**REQUIREMENT**
Scan the lines below for the word "Insurance". Copy each line you find it in.

(Dataset rows for apps and sites)
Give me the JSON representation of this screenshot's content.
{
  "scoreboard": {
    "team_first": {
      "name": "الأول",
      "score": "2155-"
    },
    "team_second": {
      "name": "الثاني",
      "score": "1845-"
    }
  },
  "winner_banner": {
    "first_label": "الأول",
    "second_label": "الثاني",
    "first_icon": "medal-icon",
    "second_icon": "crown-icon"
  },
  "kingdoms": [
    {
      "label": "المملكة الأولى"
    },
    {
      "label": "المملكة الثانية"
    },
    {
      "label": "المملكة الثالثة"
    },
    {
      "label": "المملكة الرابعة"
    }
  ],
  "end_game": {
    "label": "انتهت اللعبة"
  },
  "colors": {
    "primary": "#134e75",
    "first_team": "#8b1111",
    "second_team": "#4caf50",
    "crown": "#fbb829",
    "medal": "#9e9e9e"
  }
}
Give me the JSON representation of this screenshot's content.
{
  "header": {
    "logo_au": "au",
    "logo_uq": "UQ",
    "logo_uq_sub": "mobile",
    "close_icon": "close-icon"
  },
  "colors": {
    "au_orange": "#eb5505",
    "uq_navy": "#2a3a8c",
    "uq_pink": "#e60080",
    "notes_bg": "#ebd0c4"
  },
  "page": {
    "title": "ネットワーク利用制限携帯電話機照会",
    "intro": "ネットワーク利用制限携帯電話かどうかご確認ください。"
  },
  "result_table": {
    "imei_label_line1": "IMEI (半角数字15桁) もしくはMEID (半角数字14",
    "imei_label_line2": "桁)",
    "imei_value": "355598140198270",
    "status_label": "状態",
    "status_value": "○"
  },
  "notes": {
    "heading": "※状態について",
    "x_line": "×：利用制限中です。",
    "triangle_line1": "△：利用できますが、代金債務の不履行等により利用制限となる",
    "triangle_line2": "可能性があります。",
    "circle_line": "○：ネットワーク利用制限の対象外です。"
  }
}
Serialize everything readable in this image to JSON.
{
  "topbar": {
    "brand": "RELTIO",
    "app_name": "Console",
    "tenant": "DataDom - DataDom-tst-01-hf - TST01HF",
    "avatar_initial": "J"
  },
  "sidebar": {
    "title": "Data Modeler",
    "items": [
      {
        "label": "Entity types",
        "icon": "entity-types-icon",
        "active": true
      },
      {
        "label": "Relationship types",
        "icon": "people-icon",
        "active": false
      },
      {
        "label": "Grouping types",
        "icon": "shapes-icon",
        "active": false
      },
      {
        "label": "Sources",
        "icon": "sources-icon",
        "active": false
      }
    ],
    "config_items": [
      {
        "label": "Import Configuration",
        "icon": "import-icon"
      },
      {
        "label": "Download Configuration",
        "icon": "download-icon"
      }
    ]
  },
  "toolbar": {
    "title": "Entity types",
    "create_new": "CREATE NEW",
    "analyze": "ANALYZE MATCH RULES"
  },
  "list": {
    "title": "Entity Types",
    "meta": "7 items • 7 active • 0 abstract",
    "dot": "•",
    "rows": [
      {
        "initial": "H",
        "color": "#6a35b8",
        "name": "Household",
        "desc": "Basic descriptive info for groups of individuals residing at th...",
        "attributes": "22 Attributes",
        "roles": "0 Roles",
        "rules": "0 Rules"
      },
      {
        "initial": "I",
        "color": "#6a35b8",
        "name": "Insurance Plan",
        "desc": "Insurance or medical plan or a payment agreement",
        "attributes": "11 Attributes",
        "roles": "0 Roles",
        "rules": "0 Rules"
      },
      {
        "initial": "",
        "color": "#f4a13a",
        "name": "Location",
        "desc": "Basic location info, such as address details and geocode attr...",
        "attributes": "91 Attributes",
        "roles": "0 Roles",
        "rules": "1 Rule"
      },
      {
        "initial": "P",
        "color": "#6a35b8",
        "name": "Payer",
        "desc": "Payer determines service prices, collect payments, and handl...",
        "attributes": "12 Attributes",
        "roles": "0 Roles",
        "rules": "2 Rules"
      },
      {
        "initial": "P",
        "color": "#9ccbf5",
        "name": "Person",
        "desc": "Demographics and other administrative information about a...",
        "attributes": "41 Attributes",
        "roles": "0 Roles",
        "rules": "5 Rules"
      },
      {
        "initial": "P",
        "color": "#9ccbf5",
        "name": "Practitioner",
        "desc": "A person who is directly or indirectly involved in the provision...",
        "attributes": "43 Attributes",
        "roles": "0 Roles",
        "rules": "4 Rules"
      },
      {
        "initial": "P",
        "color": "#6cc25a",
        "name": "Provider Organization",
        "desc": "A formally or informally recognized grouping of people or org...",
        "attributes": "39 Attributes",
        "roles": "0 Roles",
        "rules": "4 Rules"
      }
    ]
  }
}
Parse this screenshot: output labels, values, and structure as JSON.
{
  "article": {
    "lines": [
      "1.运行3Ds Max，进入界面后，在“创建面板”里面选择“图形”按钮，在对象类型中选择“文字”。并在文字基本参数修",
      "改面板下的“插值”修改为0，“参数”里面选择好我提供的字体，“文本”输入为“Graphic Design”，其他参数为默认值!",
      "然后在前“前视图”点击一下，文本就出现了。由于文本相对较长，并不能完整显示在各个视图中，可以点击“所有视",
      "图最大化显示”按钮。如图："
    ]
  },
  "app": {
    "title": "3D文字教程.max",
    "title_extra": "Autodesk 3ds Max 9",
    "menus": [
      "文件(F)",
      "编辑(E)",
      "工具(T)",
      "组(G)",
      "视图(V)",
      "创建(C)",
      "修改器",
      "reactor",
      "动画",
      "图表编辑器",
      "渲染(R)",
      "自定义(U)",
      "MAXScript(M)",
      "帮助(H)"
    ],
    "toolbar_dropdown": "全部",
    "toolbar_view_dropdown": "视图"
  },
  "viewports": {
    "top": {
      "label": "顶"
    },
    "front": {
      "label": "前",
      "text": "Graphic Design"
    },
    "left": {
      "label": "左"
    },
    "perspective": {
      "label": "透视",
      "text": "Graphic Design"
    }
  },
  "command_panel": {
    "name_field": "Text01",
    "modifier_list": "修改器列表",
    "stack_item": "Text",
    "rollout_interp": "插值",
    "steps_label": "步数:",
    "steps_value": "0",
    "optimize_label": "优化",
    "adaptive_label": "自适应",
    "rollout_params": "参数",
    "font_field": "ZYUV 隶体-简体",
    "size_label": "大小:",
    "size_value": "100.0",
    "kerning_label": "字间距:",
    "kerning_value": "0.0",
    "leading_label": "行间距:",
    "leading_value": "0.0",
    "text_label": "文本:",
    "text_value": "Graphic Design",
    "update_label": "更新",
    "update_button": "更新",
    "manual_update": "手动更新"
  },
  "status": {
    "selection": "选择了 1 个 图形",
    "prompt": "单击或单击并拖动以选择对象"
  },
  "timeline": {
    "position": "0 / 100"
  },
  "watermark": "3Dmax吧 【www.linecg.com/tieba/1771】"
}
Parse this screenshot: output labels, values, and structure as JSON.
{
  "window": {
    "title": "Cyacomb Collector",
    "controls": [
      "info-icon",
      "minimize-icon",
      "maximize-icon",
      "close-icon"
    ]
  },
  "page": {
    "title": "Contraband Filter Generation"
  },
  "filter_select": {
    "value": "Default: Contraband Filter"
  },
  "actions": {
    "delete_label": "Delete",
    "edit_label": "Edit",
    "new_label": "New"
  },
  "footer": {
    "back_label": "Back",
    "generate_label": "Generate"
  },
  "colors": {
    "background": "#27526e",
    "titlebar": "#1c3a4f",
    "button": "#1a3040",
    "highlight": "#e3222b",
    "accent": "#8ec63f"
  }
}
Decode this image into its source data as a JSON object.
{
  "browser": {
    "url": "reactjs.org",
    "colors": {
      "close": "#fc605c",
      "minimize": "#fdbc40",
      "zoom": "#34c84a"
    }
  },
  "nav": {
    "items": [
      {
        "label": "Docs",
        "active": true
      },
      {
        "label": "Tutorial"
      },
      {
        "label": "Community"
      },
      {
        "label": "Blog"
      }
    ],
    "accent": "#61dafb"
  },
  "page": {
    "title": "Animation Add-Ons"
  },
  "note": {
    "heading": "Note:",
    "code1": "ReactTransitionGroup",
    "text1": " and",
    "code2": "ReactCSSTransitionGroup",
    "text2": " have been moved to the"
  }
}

**ANSWER**
        "name": "Insurance Plan",
        "desc": "Insurance or medical plan or a payment agreement",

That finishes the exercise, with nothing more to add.